# Problem
Find the word "JSON" in the records below. List each line containing it.

━━━━━━━━━━━━━━━━━━━━

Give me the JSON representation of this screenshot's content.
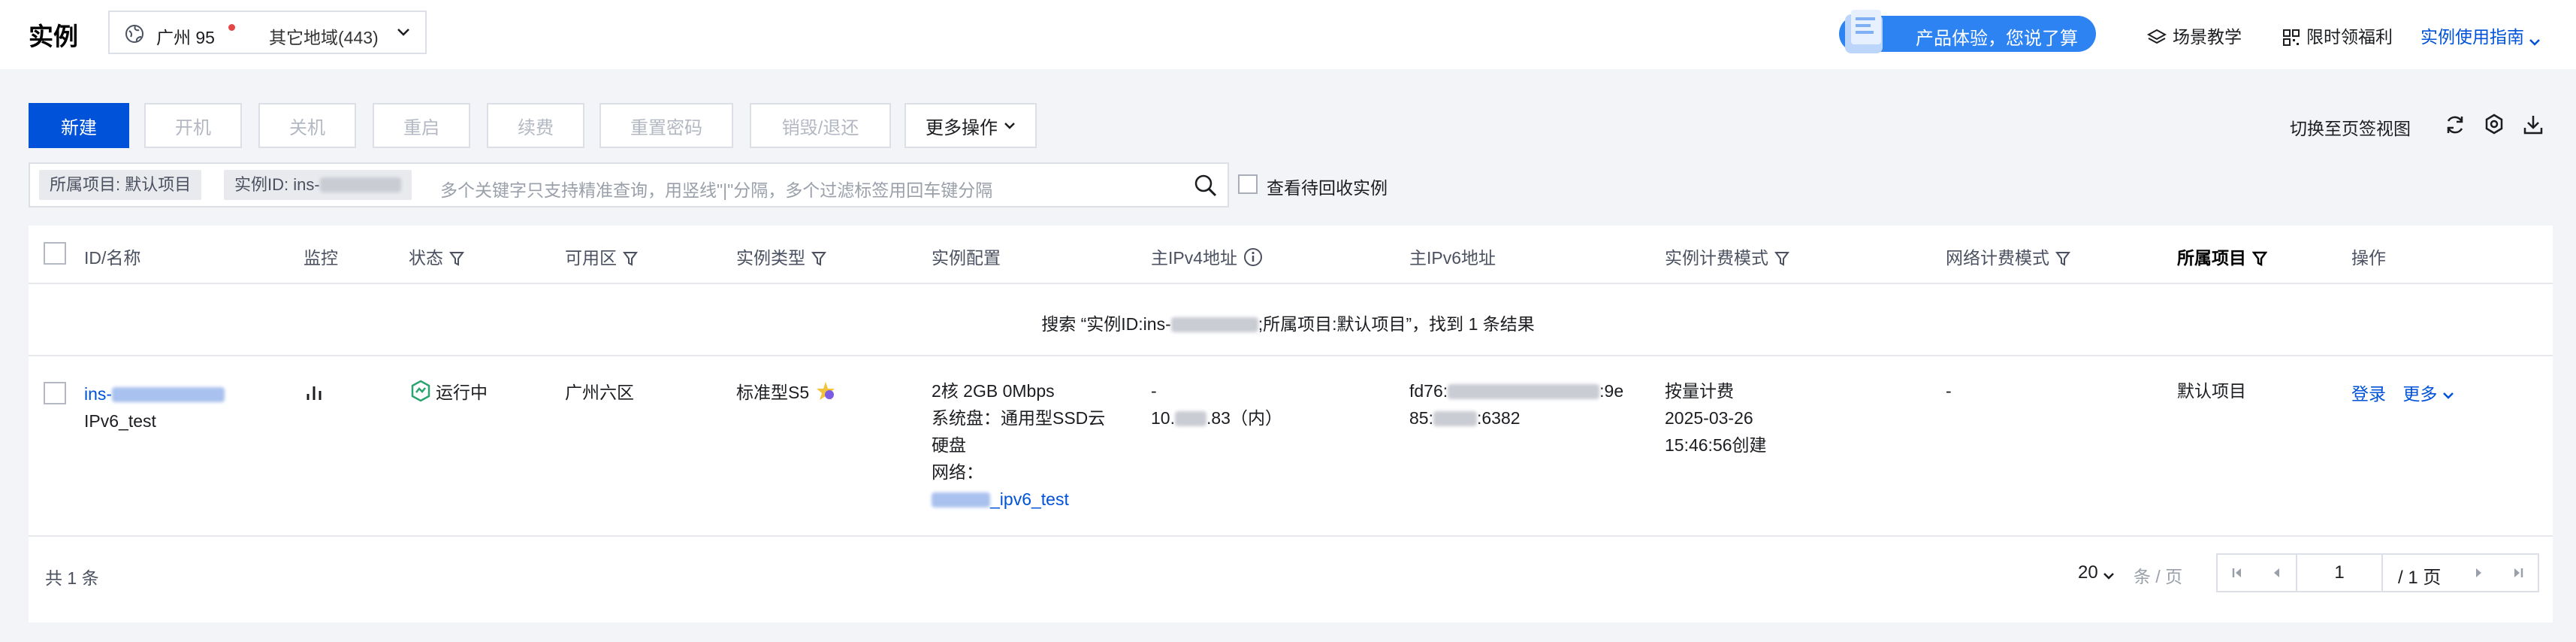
{
  "header": {
    "title": "实例",
    "region": {
      "name": "广州 95",
      "other": "其它地域(443)"
    },
    "banner": "产品体验，您说了算",
    "links": {
      "scene": "场景教学",
      "welfare": "限时领福利",
      "guide": "实例使用指南"
    }
  },
  "toolbar": {
    "new": "新建",
    "start": "开机",
    "shutdown": "关机",
    "restart": "重启",
    "renew": "续费",
    "reset_password": "重置密码",
    "destroy": "销毁/退还",
    "more": "更多操作",
    "tab_view": "切换至页签视图"
  },
  "search": {
    "tag_project": "所属项目: 默认项目",
    "tag_instance": "实例ID: ins-",
    "placeholder": "多个关键字只支持精准查询，用竖线\"|\"分隔，多个过滤标签用回车键分隔",
    "recycle_label": "查看待回收实例"
  },
  "table": {
    "headers": {
      "id": "ID/名称",
      "monitor": "监控",
      "status": "状态",
      "zone": "可用区",
      "type": "实例类型",
      "config": "实例配置",
      "ipv4": "主IPv4地址",
      "ipv6": "主IPv6地址",
      "billing": "实例计费模式",
      "net_billing": "网络计费模式",
      "project": "所属项目",
      "ops": "操作"
    },
    "result_pre": "搜索 “实例ID:ins-",
    "result_post": ";所属项目:默认项目”，找到 1 条结果",
    "row": {
      "id_prefix": "ins-",
      "name": "IPv6_test",
      "status": "运行中",
      "zone": "广州六区",
      "type": "标准型S5",
      "config_line1": "2核 2GB 0Mbps",
      "config_line2": "系统盘：通用型SSD云",
      "config_line3": "硬盘",
      "config_line4": "网络：",
      "network_suffix": "_ipv6_test",
      "ipv4_line1": "-",
      "ipv4_pre": "10.",
      "ipv4_post": ".83（内）",
      "ipv6_pre": "fd76:",
      "ipv6_mid": ":9e",
      "ipv6_line2_pre": "85:",
      "ipv6_line2_post": ":6382",
      "billing_line1": "按量计费",
      "billing_line2": "2025-03-26",
      "billing_line3": "15:46:56创建",
      "net_billing": "-",
      "project": "默认项目",
      "op_login": "登录",
      "op_more": "更多"
    }
  },
  "footer": {
    "total": "共 1 条",
    "page_size": "20",
    "page_size_unit": "条 / 页",
    "current_page": "1",
    "total_pages": "/ 1 页"
  },
  "colors": {
    "primary": "#0052d9",
    "banner": "#2e83f2",
    "running": "#2ba471",
    "alert_dot": "#e54545"
  }
}
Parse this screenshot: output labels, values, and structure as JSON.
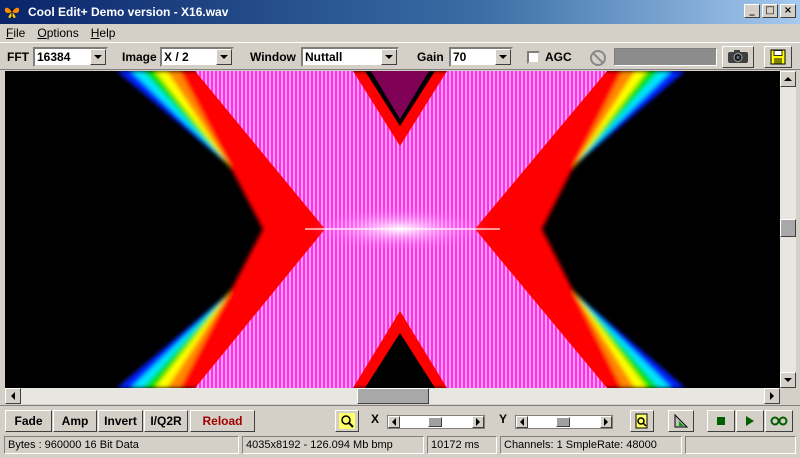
{
  "window": {
    "title": "Cool Edit+  Demo version - X16.wav",
    "controls": [
      "minimize",
      "maximize",
      "close"
    ]
  },
  "menu": {
    "items": [
      {
        "label": "File",
        "mnemonic": "F",
        "rest": "ile"
      },
      {
        "label": "Options",
        "mnemonic": "O",
        "rest": "ptions"
      },
      {
        "label": "Help",
        "mnemonic": "H",
        "rest": "elp"
      }
    ]
  },
  "toolbar": {
    "fft_label": "FFT",
    "fft_value": "16384",
    "image_label": "Image",
    "image_value": "X / 2",
    "window_label": "Window",
    "window_value": "Nuttall",
    "gain_label": "Gain",
    "gain_value": "70",
    "agc_label": "AGC",
    "agc_checked": false,
    "icons": {
      "stop": "no-entry-icon",
      "camera": "camera-icon",
      "save": "floppy-disk-icon"
    }
  },
  "bottom": {
    "buttons": [
      "Fade",
      "Amp",
      "Invert",
      "I/Q2R",
      "Reload"
    ],
    "x_label": "X",
    "y_label": "Y",
    "icons": {
      "zoom": "zoom-icon",
      "doc_zoom": "document-zoom-icon",
      "measure": "measure-icon",
      "stop": "stop-icon",
      "play": "play-icon",
      "loop": "loop-icon"
    }
  },
  "status": {
    "bytes": "Bytes : 960000 16 Bit Data",
    "image": "4035x8192 - 126.094 Mb bmp",
    "duration": "10172 ms",
    "channels": "Channels: 1  SmpleRate: 48000"
  },
  "colors": {
    "title_gradient_start": "#0a246a",
    "title_gradient_end": "#a6caf0",
    "reload_text": "#a00000",
    "spectrogram_core": "#ff00ff"
  }
}
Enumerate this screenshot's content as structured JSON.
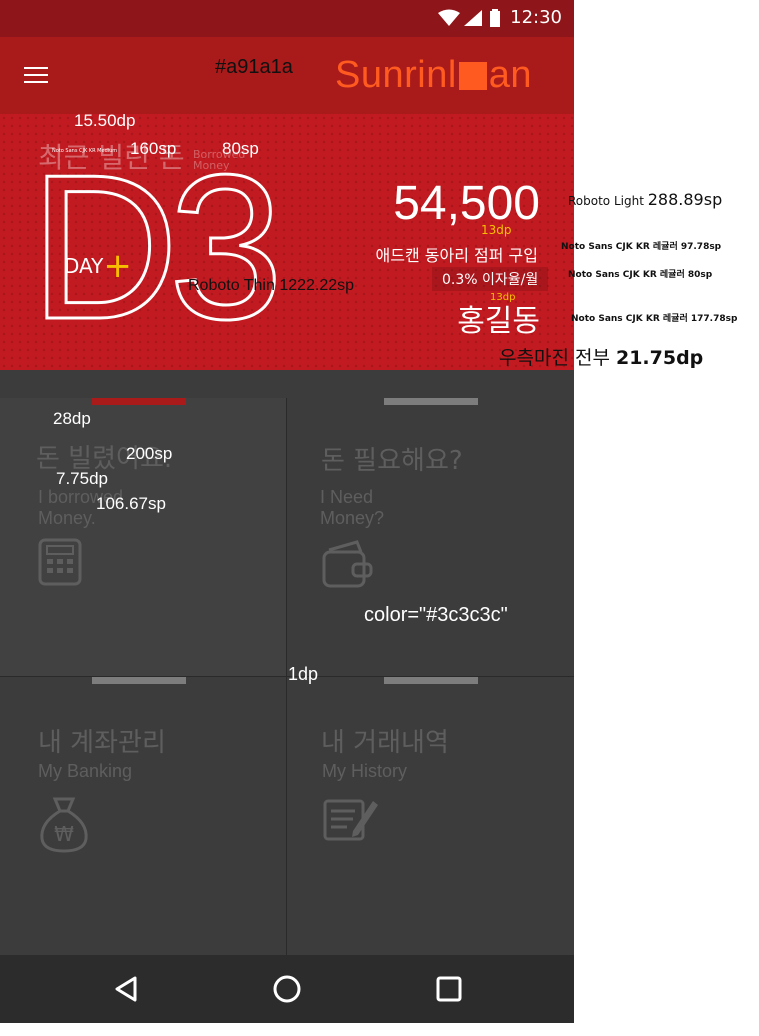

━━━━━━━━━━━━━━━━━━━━

# Completed exercise
Give me the JSON representation of this screenshot's content.
Parse this screenshot: output labels, values, and structure as JSON.
Enumerate this screenshot's content as structured JSON.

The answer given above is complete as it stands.